In addition, people are interested
People also ask, What is Rule 7 in solicitors account rules? Rule 7: Payment of interest
You may by a written agreement come to a different arrangement with the client or the third party for whom the money is held as to the payment of interest, but you must provide sufficient information to enable them to give informed consent.
Secondly, Can a client account earn interest? Interest earned on the general client account belongs to the firm. The interest rules are there to recognise that there are occasions when it would be fair to pass on some interest to the client.
How long can money stay in client account? The response is: Returning client money
The other main principle of the SRA accounts rules is that client funds should be returned promptly. There’s no set time limit for this, but you’re expected to return money as soon as you no longer have a good reason to hold onto it.
Consequently, Is money in client account held on trust?
The answer is: All client money is required to be held in a client bank account in the format of either a statutory or non-statutory trust.
Subsequently, What is a solicitors account?
The reply will be: In accordance with the Solicitors Accounts Rules, it is the firm’s policy to account to its clients for a sum in lieu of interest on a fair and reasonable basis. In particular: client monies will normally be held in general client bank accounts, in which amounts for different matters and clients are pooled,
Can a solicitor give a client a fair amount of interest? Answer: If the money is held in a separate designated client account, a solicitor must give the client credit for all interest that is earned. If the money is held in a general client account, a solicitor must give the client a fair sum in lieu of interest.
Do I have to pay interest on a client account?
Oh yes – payment of interest Remember, you are not a bank. You are not required to pass on the exact amount of interest earned on the client account to each client. Interest earned on the general client account belongs to the firm.

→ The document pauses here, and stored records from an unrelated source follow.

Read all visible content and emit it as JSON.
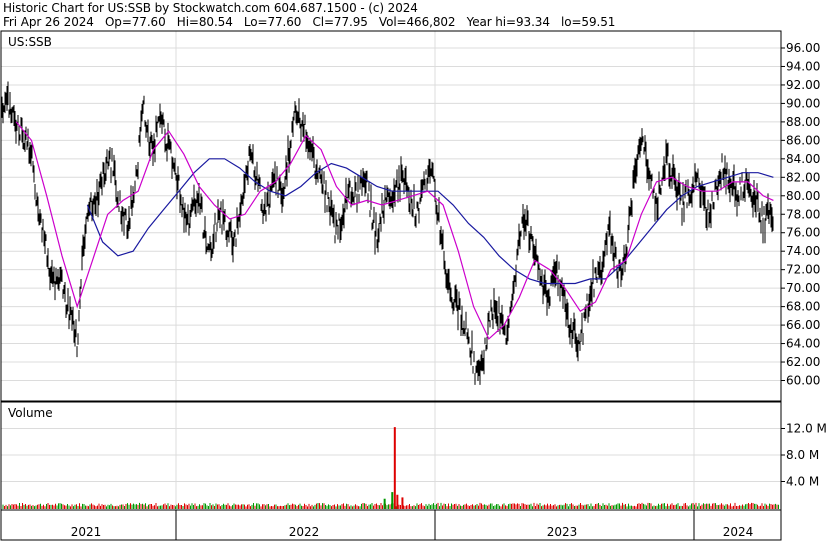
{
  "header": {
    "line1": "Historic Chart for US:SSB by Stockwatch.com 604.687.1500 - (c) 2024",
    "line2": "Fri Apr 26 2024   Op=77.60   Hi=80.54   Lo=77.60   Cl=77.95   Vol=466,802   Year hi=93.34   lo=59.51"
  },
  "price_panel": {
    "symbol_label": "US:SSB"
  },
  "volume_panel": {
    "label": "Volume"
  },
  "chart_data": [
    {
      "type": "line",
      "title": "US:SSB",
      "x_labels": [
        "2021",
        "2022",
        "2023",
        "2024"
      ],
      "y_ticks": [
        "96.00",
        "94.00",
        "92.00",
        "90.00",
        "88.00",
        "86.00",
        "84.00",
        "82.00",
        "80.00",
        "78.00",
        "76.00",
        "74.00",
        "72.00",
        "70.00",
        "68.00",
        "66.00",
        "64.00",
        "62.00",
        "60.00"
      ],
      "ylim": [
        58.5,
        97.5
      ],
      "grid": true,
      "colors": {
        "price": "#000000",
        "ma_short": "#cc00cc",
        "ma_long": "#1a1aa0"
      },
      "series": [
        {
          "role": "price",
          "points": [
            [
              2020.86,
              88.0
            ],
            [
              2020.88,
              90.0
            ],
            [
              2020.9,
              89.5
            ],
            [
              2020.93,
              87.0
            ],
            [
              2020.95,
              86.5
            ],
            [
              2020.98,
              84.0
            ],
            [
              2021.0,
              80.0
            ],
            [
              2021.02,
              77.0
            ],
            [
              2021.04,
              74.0
            ],
            [
              2021.06,
              71.0
            ],
            [
              2021.08,
              70.0
            ],
            [
              2021.1,
              71.0
            ],
            [
              2021.12,
              68.0
            ],
            [
              2021.14,
              67.0
            ],
            [
              2021.16,
              64.0
            ],
            [
              2021.18,
              73.0
            ],
            [
              2021.2,
              79.0
            ],
            [
              2021.22,
              79.0
            ],
            [
              2021.24,
              80.0
            ],
            [
              2021.26,
              82.0
            ],
            [
              2021.28,
              84.0
            ],
            [
              2021.3,
              83.0
            ],
            [
              2021.32,
              80.0
            ],
            [
              2021.34,
              78.0
            ],
            [
              2021.36,
              77.0
            ],
            [
              2021.38,
              80.0
            ],
            [
              2021.4,
              84.0
            ],
            [
              2021.42,
              90.0
            ],
            [
              2021.44,
              86.0
            ],
            [
              2021.46,
              85.0
            ],
            [
              2021.48,
              88.0
            ],
            [
              2021.5,
              87.0
            ],
            [
              2021.52,
              85.0
            ],
            [
              2021.54,
              83.0
            ],
            [
              2021.56,
              81.0
            ],
            [
              2021.58,
              78.0
            ],
            [
              2021.6,
              77.0
            ],
            [
              2021.62,
              79.0
            ],
            [
              2021.64,
              80.0
            ],
            [
              2021.66,
              76.0
            ],
            [
              2021.68,
              74.0
            ],
            [
              2021.7,
              76.0
            ],
            [
              2021.72,
              78.0
            ],
            [
              2021.74,
              77.0
            ],
            [
              2021.76,
              76.0
            ],
            [
              2021.78,
              75.0
            ],
            [
              2021.8,
              78.0
            ],
            [
              2021.82,
              82.0
            ],
            [
              2021.84,
              84.0
            ],
            [
              2021.86,
              83.0
            ],
            [
              2021.88,
              80.0
            ],
            [
              2021.9,
              78.0
            ],
            [
              2021.92,
              80.0
            ],
            [
              2021.94,
              82.0
            ],
            [
              2021.96,
              80.0
            ],
            [
              2021.98,
              82.0
            ],
            [
              2022.0,
              86.0
            ],
            [
              2022.02,
              90.0
            ],
            [
              2022.04,
              88.0
            ],
            [
              2022.06,
              87.0
            ],
            [
              2022.08,
              85.0
            ],
            [
              2022.1,
              83.0
            ],
            [
              2022.12,
              82.0
            ],
            [
              2022.14,
              80.0
            ],
            [
              2022.16,
              78.0
            ],
            [
              2022.18,
              76.0
            ],
            [
              2022.2,
              77.0
            ],
            [
              2022.22,
              80.0
            ],
            [
              2022.24,
              81.0
            ],
            [
              2022.26,
              80.0
            ],
            [
              2022.28,
              82.0
            ],
            [
              2022.3,
              81.0
            ],
            [
              2022.32,
              78.0
            ],
            [
              2022.34,
              75.0
            ],
            [
              2022.36,
              78.0
            ],
            [
              2022.38,
              80.0
            ],
            [
              2022.4,
              79.0
            ],
            [
              2022.42,
              81.0
            ],
            [
              2022.44,
              82.0
            ],
            [
              2022.46,
              80.0
            ],
            [
              2022.48,
              79.0
            ],
            [
              2022.5,
              78.0
            ],
            [
              2022.52,
              80.0
            ],
            [
              2022.54,
              83.0
            ],
            [
              2022.56,
              82.0
            ],
            [
              2022.58,
              78.0
            ],
            [
              2022.6,
              74.0
            ],
            [
              2022.62,
              71.0
            ],
            [
              2022.64,
              69.0
            ],
            [
              2022.66,
              68.0
            ],
            [
              2022.68,
              66.0
            ],
            [
              2022.7,
              65.0
            ],
            [
              2022.72,
              62.0
            ],
            [
              2022.74,
              60.0
            ],
            [
              2022.76,
              63.0
            ],
            [
              2022.78,
              66.0
            ],
            [
              2022.8,
              68.0
            ],
            [
              2022.82,
              67.0
            ],
            [
              2022.84,
              65.0
            ],
            [
              2022.86,
              66.0
            ],
            [
              2022.88,
              70.0
            ],
            [
              2022.9,
              75.0
            ],
            [
              2022.92,
              78.0
            ],
            [
              2022.94,
              76.0
            ],
            [
              2022.96,
              74.0
            ],
            [
              2022.98,
              71.0
            ],
            [
              2023.0,
              70.0
            ],
            [
              2023.02,
              69.0
            ],
            [
              2023.04,
              72.0
            ],
            [
              2023.06,
              71.0
            ],
            [
              2023.08,
              68.0
            ],
            [
              2023.1,
              66.0
            ],
            [
              2023.12,
              65.0
            ],
            [
              2023.14,
              64.0
            ],
            [
              2023.16,
              67.0
            ],
            [
              2023.18,
              70.0
            ],
            [
              2023.2,
              71.0
            ],
            [
              2023.22,
              72.0
            ],
            [
              2023.24,
              75.0
            ],
            [
              2023.26,
              76.0
            ],
            [
              2023.28,
              73.0
            ],
            [
              2023.3,
              71.0
            ],
            [
              2023.32,
              74.0
            ],
            [
              2023.34,
              79.0
            ],
            [
              2023.36,
              84.0
            ],
            [
              2023.38,
              86.0
            ],
            [
              2023.4,
              84.0
            ],
            [
              2023.42,
              81.0
            ],
            [
              2023.44,
              79.0
            ],
            [
              2023.46,
              82.0
            ],
            [
              2023.48,
              84.0
            ],
            [
              2023.5,
              83.0
            ],
            [
              2023.52,
              81.0
            ],
            [
              2023.54,
              79.0
            ],
            [
              2023.56,
              80.0
            ],
            [
              2023.58,
              81.0
            ],
            [
              2023.6,
              82.0
            ],
            [
              2023.62,
              80.0
            ],
            [
              2023.64,
              78.0
            ],
            [
              2023.66,
              79.0
            ],
            [
              2023.68,
              82.0
            ],
            [
              2023.7,
              83.0
            ],
            [
              2023.72,
              82.0
            ],
            [
              2023.74,
              81.0
            ],
            [
              2023.76,
              80.0
            ],
            [
              2023.78,
              81.0
            ],
            [
              2023.8,
              82.0
            ],
            [
              2023.82,
              80.0
            ],
            [
              2023.84,
              79.0
            ],
            [
              2023.86,
              77.0
            ],
            [
              2023.88,
              78.0
            ],
            [
              2023.9,
              77.0
            ]
          ]
        },
        {
          "role": "ma_short",
          "points": [
            [
              2020.92,
              88.0
            ],
            [
              2020.98,
              86.0
            ],
            [
              2021.04,
              80.0
            ],
            [
              2021.1,
              73.5
            ],
            [
              2021.16,
              68.0
            ],
            [
              2021.22,
              73.0
            ],
            [
              2021.28,
              78.0
            ],
            [
              2021.34,
              79.5
            ],
            [
              2021.4,
              80.5
            ],
            [
              2021.46,
              85.0
            ],
            [
              2021.52,
              87.0
            ],
            [
              2021.58,
              84.5
            ],
            [
              2021.64,
              81.0
            ],
            [
              2021.7,
              79.0
            ],
            [
              2021.76,
              77.5
            ],
            [
              2021.82,
              78.0
            ],
            [
              2021.88,
              80.5
            ],
            [
              2021.94,
              81.5
            ],
            [
              2022.0,
              83.5
            ],
            [
              2022.06,
              86.5
            ],
            [
              2022.12,
              85.0
            ],
            [
              2022.18,
              81.0
            ],
            [
              2022.24,
              79.0
            ],
            [
              2022.3,
              79.5
            ],
            [
              2022.36,
              79.0
            ],
            [
              2022.42,
              79.5
            ],
            [
              2022.48,
              80.0
            ],
            [
              2022.54,
              80.5
            ],
            [
              2022.6,
              79.0
            ],
            [
              2022.66,
              74.0
            ],
            [
              2022.72,
              68.0
            ],
            [
              2022.78,
              64.5
            ],
            [
              2022.84,
              66.0
            ],
            [
              2022.9,
              69.0
            ],
            [
              2022.96,
              73.0
            ],
            [
              2023.02,
              72.0
            ],
            [
              2023.08,
              70.0
            ],
            [
              2023.14,
              67.5
            ],
            [
              2023.2,
              68.5
            ],
            [
              2023.26,
              72.0
            ],
            [
              2023.32,
              73.0
            ],
            [
              2023.38,
              78.0
            ],
            [
              2023.44,
              81.5
            ],
            [
              2023.5,
              82.0
            ],
            [
              2023.56,
              81.0
            ],
            [
              2023.62,
              80.5
            ],
            [
              2023.68,
              80.5
            ],
            [
              2023.74,
              81.5
            ],
            [
              2023.8,
              81.5
            ],
            [
              2023.86,
              80.0
            ],
            [
              2023.9,
              79.5
            ]
          ]
        },
        {
          "role": "ma_long",
          "points": [
            [
              2021.2,
              79.0
            ],
            [
              2021.26,
              75.0
            ],
            [
              2021.32,
              73.5
            ],
            [
              2021.38,
              74.0
            ],
            [
              2021.44,
              76.5
            ],
            [
              2021.5,
              78.5
            ],
            [
              2021.56,
              80.5
            ],
            [
              2021.62,
              82.5
            ],
            [
              2021.68,
              84.0
            ],
            [
              2021.74,
              84.0
            ],
            [
              2021.8,
              83.0
            ],
            [
              2021.86,
              81.5
            ],
            [
              2021.92,
              80.5
            ],
            [
              2021.98,
              80.0
            ],
            [
              2022.04,
              81.0
            ],
            [
              2022.1,
              82.5
            ],
            [
              2022.16,
              83.5
            ],
            [
              2022.22,
              83.0
            ],
            [
              2022.28,
              82.0
            ],
            [
              2022.34,
              81.0
            ],
            [
              2022.4,
              80.5
            ],
            [
              2022.46,
              80.5
            ],
            [
              2022.52,
              80.5
            ],
            [
              2022.58,
              80.5
            ],
            [
              2022.64,
              79.0
            ],
            [
              2022.7,
              77.0
            ],
            [
              2022.76,
              75.5
            ],
            [
              2022.82,
              73.5
            ],
            [
              2022.88,
              72.0
            ],
            [
              2022.94,
              71.0
            ],
            [
              2023.0,
              70.5
            ],
            [
              2023.06,
              70.5
            ],
            [
              2023.12,
              70.5
            ],
            [
              2023.18,
              71.0
            ],
            [
              2023.24,
              71.0
            ],
            [
              2023.3,
              72.5
            ],
            [
              2023.36,
              74.5
            ],
            [
              2023.42,
              76.5
            ],
            [
              2023.48,
              78.5
            ],
            [
              2023.54,
              80.0
            ],
            [
              2023.6,
              81.0
            ],
            [
              2023.66,
              81.5
            ],
            [
              2023.72,
              82.0
            ],
            [
              2023.78,
              82.5
            ],
            [
              2023.84,
              82.5
            ],
            [
              2023.9,
              82.0
            ]
          ]
        }
      ]
    },
    {
      "type": "bar",
      "title": "Volume",
      "y_ticks": [
        "12.0 M",
        "8.0 M",
        "4.0 M"
      ],
      "ylim": [
        0,
        14.2
      ],
      "grid": true,
      "colors": {
        "up": "#009900",
        "down": "#dd0000"
      },
      "spikes": [
        {
          "x": 2022.41,
          "value_m": 12.2,
          "color": "down"
        },
        {
          "x": 2022.4,
          "value_m": 2.4,
          "color": "up"
        },
        {
          "x": 2022.42,
          "value_m": 2.0,
          "color": "down"
        },
        {
          "x": 2022.44,
          "value_m": 1.6,
          "color": "down"
        },
        {
          "x": 2022.37,
          "value_m": 1.4,
          "color": "up"
        }
      ],
      "baseline_m": 0.6
    }
  ]
}
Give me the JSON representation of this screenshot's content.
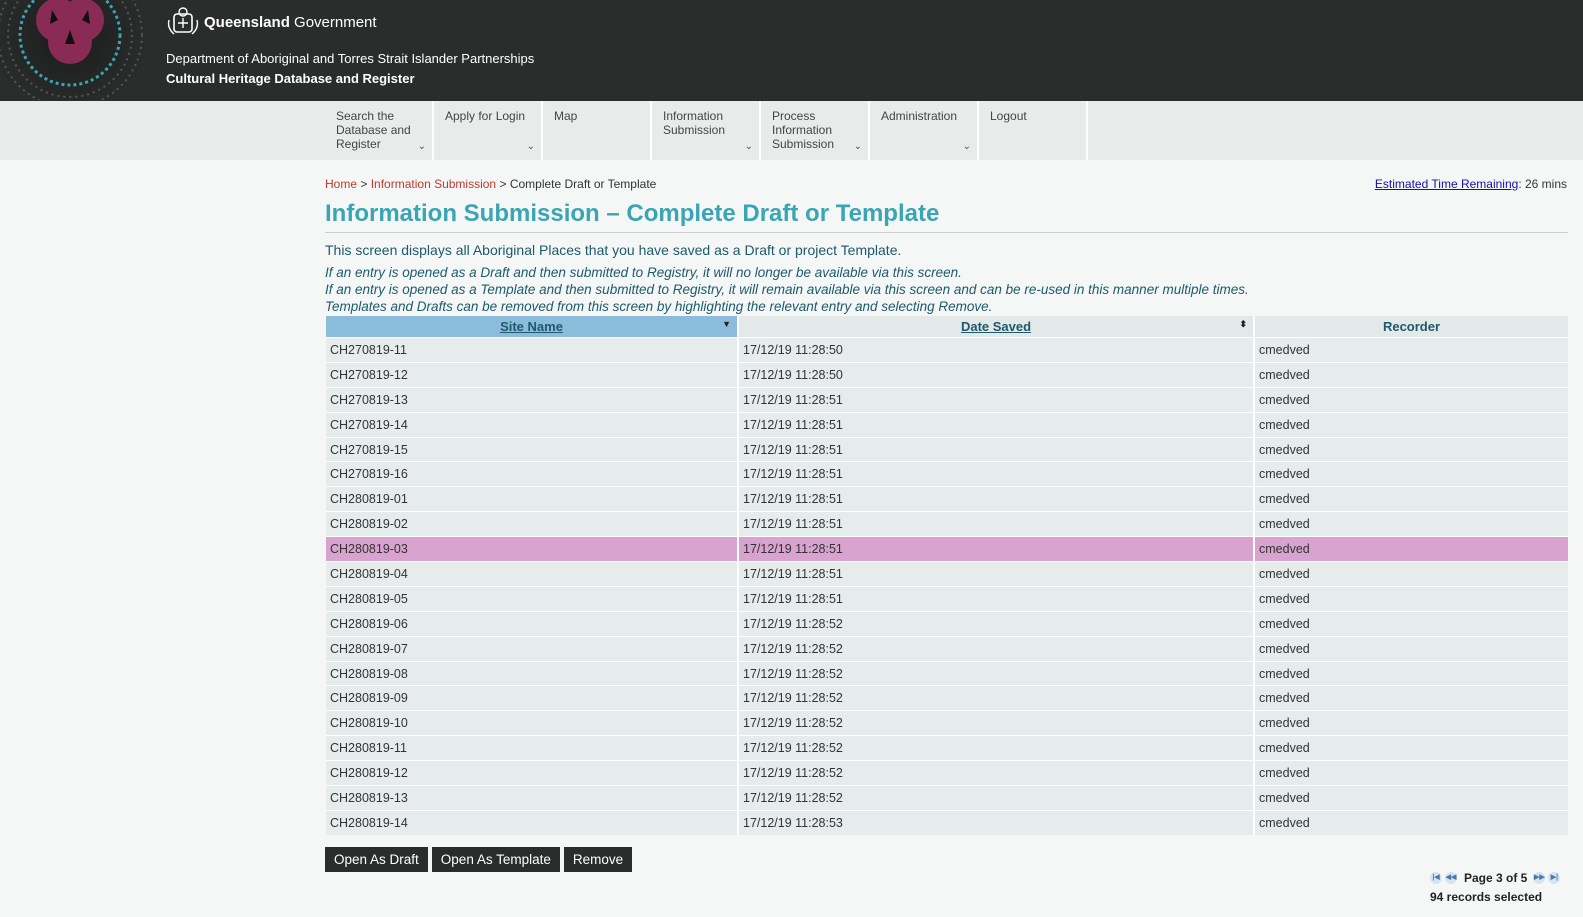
{
  "header": {
    "gov_name_bold": "Queensland",
    "gov_name_rest": " Government",
    "department": "Department of Aboriginal and Torres Strait Islander Partnerships",
    "subtitle": "Cultural Heritage Database and Register"
  },
  "nav": {
    "items": [
      {
        "label": "Search the Database and Register",
        "has_dropdown": true
      },
      {
        "label": "Apply for Login",
        "has_dropdown": true
      },
      {
        "label": "Map",
        "has_dropdown": false
      },
      {
        "label": "Information Submission",
        "has_dropdown": true
      },
      {
        "label": "Process Information Submission",
        "has_dropdown": true
      },
      {
        "label": "Administration",
        "has_dropdown": true
      },
      {
        "label": "Logout",
        "has_dropdown": false
      }
    ]
  },
  "breadcrumb": {
    "home": "Home",
    "sep": ">",
    "section": "Information Submission",
    "current": "Complete Draft or Template"
  },
  "session": {
    "label": "Estimated Time Remaining",
    "value": ": 26 mins"
  },
  "page": {
    "title": "Information Submission – Complete Draft or Template",
    "intro": "This screen displays all Aboriginal Places that you have saved as a Draft or project Template.",
    "notes": [
      "If an entry is opened as a Draft and then submitted to Registry, it will no longer be available via this screen.",
      "If an entry is opened as a Template and then submitted to Registry, it will remain available via this screen and can be re-used in this manner multiple times.",
      "Templates and Drafts can be removed from this screen by highlighting the relevant entry and selecting Remove."
    ]
  },
  "table": {
    "columns": [
      "Site Name",
      "Date Saved",
      "Recorder"
    ],
    "rows": [
      [
        "CH270819-11",
        "17/12/19 11:28:50",
        "cmedved"
      ],
      [
        "CH270819-12",
        "17/12/19 11:28:50",
        "cmedved"
      ],
      [
        "CH270819-13",
        "17/12/19 11:28:51",
        "cmedved"
      ],
      [
        "CH270819-14",
        "17/12/19 11:28:51",
        "cmedved"
      ],
      [
        "CH270819-15",
        "17/12/19 11:28:51",
        "cmedved"
      ],
      [
        "CH270819-16",
        "17/12/19 11:28:51",
        "cmedved"
      ],
      [
        "CH280819-01",
        "17/12/19 11:28:51",
        "cmedved"
      ],
      [
        "CH280819-02",
        "17/12/19 11:28:51",
        "cmedved"
      ],
      [
        "CH280819-03",
        "17/12/19 11:28:51",
        "cmedved"
      ],
      [
        "CH280819-04",
        "17/12/19 11:28:51",
        "cmedved"
      ],
      [
        "CH280819-05",
        "17/12/19 11:28:51",
        "cmedved"
      ],
      [
        "CH280819-06",
        "17/12/19 11:28:52",
        "cmedved"
      ],
      [
        "CH280819-07",
        "17/12/19 11:28:52",
        "cmedved"
      ],
      [
        "CH280819-08",
        "17/12/19 11:28:52",
        "cmedved"
      ],
      [
        "CH280819-09",
        "17/12/19 11:28:52",
        "cmedved"
      ],
      [
        "CH280819-10",
        "17/12/19 11:28:52",
        "cmedved"
      ],
      [
        "CH280819-11",
        "17/12/19 11:28:52",
        "cmedved"
      ],
      [
        "CH280819-12",
        "17/12/19 11:28:52",
        "cmedved"
      ],
      [
        "CH280819-13",
        "17/12/19 11:28:52",
        "cmedved"
      ],
      [
        "CH280819-14",
        "17/12/19 11:28:53",
        "cmedved"
      ]
    ],
    "selected_row": 8
  },
  "buttons": {
    "open_draft": "Open As Draft",
    "open_template": "Open As Template",
    "remove": "Remove"
  },
  "pager": {
    "text": "Page 3 of 5",
    "records": "94 records selected"
  },
  "colors": {
    "header_bg": "#2b2d2d",
    "title": "#3aa5b4",
    "link_red": "#c0392b",
    "selected_row": "#d9a3d0",
    "active_header": "#8cbcdc"
  }
}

Besides, Can a solicitor hold money in a non-interest bearing account? The Solicitors Acts 1954-2015 and the 2014 Regulations permit clients’ moneys to be held in a non-interest bearing account and permit an interest charge applied in respect of client moneys to be passed on to the client on the basis that certain steps are taken by the solicitor, as outlined below. What steps should a solicitor take?
Can a solicitor give a client a fair amount of interest? The response is: If the money is held in a separate designated client account, a solicitor must give the client credit for all interest that is earned. If the money is held in a general client account, a solicitor must give the client a fair sum in lieu of interest.
Besides, What is a solicitors account? Answer: In accordance with the Solicitors Accounts Rules, it is the firm’s policy to account to its clients for a sum in lieu of interest on a fair and reasonable basis. In particular: client monies will normally be held in general client bank accounts, in which amounts for different matters and clients are pooled,
Hereof, How does a solicitor make money?
The reply will be: Solicitors often hold money on behalf of their clients and invest this money in interest earning accounts. Where an account is opened specifically to hold funds on behalf of a particular client (a designated account), and the interest on the account is passed on to the client, that client receives interest which is taxable.
One may also ask, Do clients receive interest if they hold money on their own?
Clients are unlikely to receive as much interest as might have been obtained had they held the funds and invested the money by themselves. If we hold money in a general client account on your behalf, or if money should have been held on your behalf but was not, then we will account to you for a sum in lieu of interest (gross) calculated as below.